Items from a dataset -
• • • •

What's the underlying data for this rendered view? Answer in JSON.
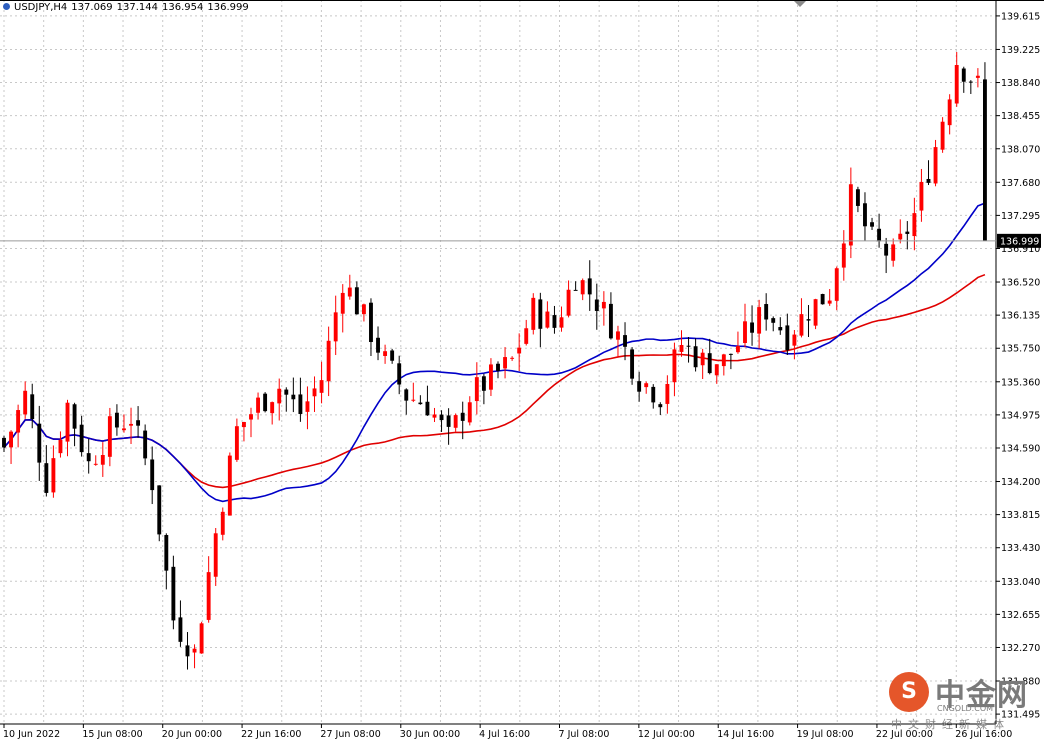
{
  "header": {
    "symbol": "USDJPY,H4",
    "open": "137.069",
    "high": "137.144",
    "low": "136.954",
    "close": "136.999"
  },
  "watermark": {
    "title": "中金网",
    "url": "CNGOLD.COM",
    "subtitle": "中文财经新媒体",
    "logo_glyph": "S"
  },
  "colors": {
    "bull": "#ff0000",
    "bear": "#000000",
    "ma_fast": "#0000c8",
    "ma_slow": "#e00000",
    "grid": "#c8c8c8",
    "current_badge_bg": "#000000",
    "current_badge_fg": "#ffffff"
  },
  "chart_data": {
    "type": "candlestick",
    "symbol": "USDJPY",
    "timeframe": "H4",
    "current_price": 136.999,
    "y_ticks": [
      "139.615",
      "139.225",
      "138.840",
      "138.455",
      "138.070",
      "137.680",
      "137.295",
      "136.910",
      "136.520",
      "136.135",
      "135.750",
      "135.360",
      "134.975",
      "134.590",
      "134.200",
      "133.815",
      "133.430",
      "133.040",
      "132.655",
      "132.270",
      "131.880",
      "131.495"
    ],
    "ylim": [
      131.38,
      139.8
    ],
    "x_ticks": [
      "10 Jun 2022",
      "15 Jun 08:00",
      "20 Jun 00:00",
      "22 Jun 16:00",
      "27 Jun 08:00",
      "30 Jun 00:00",
      "4 Jul 16:00",
      "7 Jul 08:00",
      "12 Jul 00:00",
      "14 Jul 16:00",
      "19 Jul 08:00",
      "22 Jul 00:00",
      "26 Jul 16:00"
    ],
    "candle_count": 140,
    "key_closes": [
      [
        0,
        134.6
      ],
      [
        3,
        135.2
      ],
      [
        6,
        134.2
      ],
      [
        9,
        135.1
      ],
      [
        12,
        134.4
      ],
      [
        15,
        134.8
      ],
      [
        18,
        134.95
      ],
      [
        21,
        134.2
      ],
      [
        24,
        132.6
      ],
      [
        27,
        132.2
      ],
      [
        30,
        133.6
      ],
      [
        33,
        134.8
      ],
      [
        36,
        135.1
      ],
      [
        39,
        135.3
      ],
      [
        42,
        135.0
      ],
      [
        45,
        135.4
      ],
      [
        48,
        136.55
      ],
      [
        51,
        136.1
      ],
      [
        54,
        135.6
      ],
      [
        57,
        135.2
      ],
      [
        60,
        135.1
      ],
      [
        63,
        134.7
      ],
      [
        66,
        135.2
      ],
      [
        69,
        135.4
      ],
      [
        72,
        135.6
      ],
      [
        75,
        136.2
      ],
      [
        78,
        136.0
      ],
      [
        81,
        136.6
      ],
      [
        84,
        136.3
      ],
      [
        87,
        135.9
      ],
      [
        90,
        135.4
      ],
      [
        93,
        135.2
      ],
      [
        96,
        135.8
      ],
      [
        99,
        135.6
      ],
      [
        102,
        135.6
      ],
      [
        105,
        135.9
      ],
      [
        108,
        136.2
      ],
      [
        111,
        135.9
      ],
      [
        114,
        136.2
      ],
      [
        117,
        136.4
      ],
      [
        120,
        137.5
      ],
      [
        123,
        137.0
      ],
      [
        126,
        136.8
      ],
      [
        129,
        137.3
      ],
      [
        132,
        138.1
      ],
      [
        135,
        139.1
      ],
      [
        138,
        138.8
      ],
      [
        140,
        138.3
      ]
    ],
    "indicators": [
      {
        "type": "moving-average",
        "color": "blue"
      },
      {
        "type": "moving-average",
        "color": "red"
      }
    ],
    "grid": true
  }
}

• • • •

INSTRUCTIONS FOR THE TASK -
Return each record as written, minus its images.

FINISHED EXERCISE -
What's the underlying data for this rendered view? Answer in JSON.
{
  "header": {
    "symbol": "USDJPY,H4",
    "open": "137.069",
    "high": "137.144",
    "low": "136.954",
    "close": "136.999"
  },
  "watermark": {
    "title": "中金网",
    "url": "CNGOLD.COM",
    "subtitle": "中文财经新媒体",
    "logo_glyph": "S"
  },
  "colors": {
    "bull": "#ff0000",
    "bear": "#000000",
    "ma_fast": "#0000c8",
    "ma_slow": "#e00000",
    "grid": "#c8c8c8",
    "current_badge_bg": "#000000",
    "current_badge_fg": "#ffffff"
  },
  "chart_data": {
    "type": "candlestick",
    "symbol": "USDJPY",
    "timeframe": "H4",
    "current_price": 136.999,
    "y_ticks": [
      "139.615",
      "139.225",
      "138.840",
      "138.455",
      "138.070",
      "137.680",
      "137.295",
      "136.910",
      "136.520",
      "136.135",
      "135.750",
      "135.360",
      "134.975",
      "134.590",
      "134.200",
      "133.815",
      "133.430",
      "133.040",
      "132.655",
      "132.270",
      "131.880",
      "131.495"
    ],
    "ylim": [
      131.38,
      139.8
    ],
    "x_ticks": [
      "10 Jun 2022",
      "15 Jun 08:00",
      "20 Jun 00:00",
      "22 Jun 16:00",
      "27 Jun 08:00",
      "30 Jun 00:00",
      "4 Jul 16:00",
      "7 Jul 08:00",
      "12 Jul 00:00",
      "14 Jul 16:00",
      "19 Jul 08:00",
      "22 Jul 00:00",
      "26 Jul 16:00"
    ],
    "candle_count": 140,
    "key_closes": [
      [
        0,
        134.6
      ],
      [
        3,
        135.2
      ],
      [
        6,
        134.2
      ],
      [
        9,
        135.1
      ],
      [
        12,
        134.4
      ],
      [
        15,
        134.8
      ],
      [
        18,
        134.95
      ],
      [
        21,
        134.2
      ],
      [
        24,
        132.6
      ],
      [
        27,
        132.2
      ],
      [
        30,
        133.6
      ],
      [
        33,
        134.8
      ],
      [
        36,
        135.1
      ],
      [
        39,
        135.3
      ],
      [
        42,
        135.0
      ],
      [
        45,
        135.4
      ],
      [
        48,
        136.55
      ],
      [
        51,
        136.1
      ],
      [
        54,
        135.6
      ],
      [
        57,
        135.2
      ],
      [
        60,
        135.1
      ],
      [
        63,
        134.7
      ],
      [
        66,
        135.2
      ],
      [
        69,
        135.4
      ],
      [
        72,
        135.6
      ],
      [
        75,
        136.2
      ],
      [
        78,
        136.0
      ],
      [
        81,
        136.6
      ],
      [
        84,
        136.3
      ],
      [
        87,
        135.9
      ],
      [
        90,
        135.4
      ],
      [
        93,
        135.2
      ],
      [
        96,
        135.8
      ],
      [
        99,
        135.6
      ],
      [
        102,
        135.6
      ],
      [
        105,
        135.9
      ],
      [
        108,
        136.2
      ],
      [
        111,
        135.9
      ],
      [
        114,
        136.2
      ],
      [
        117,
        136.4
      ],
      [
        120,
        137.5
      ],
      [
        123,
        137.0
      ],
      [
        126,
        136.8
      ],
      [
        129,
        137.3
      ],
      [
        132,
        138.1
      ],
      [
        135,
        139.1
      ],
      [
        138,
        138.8
      ],
      [
        140,
        138.3
      ]
    ],
    "indicators": [
      {
        "type": "moving-average",
        "color": "blue"
      },
      {
        "type": "moving-average",
        "color": "red"
      }
    ],
    "grid": true
  }
}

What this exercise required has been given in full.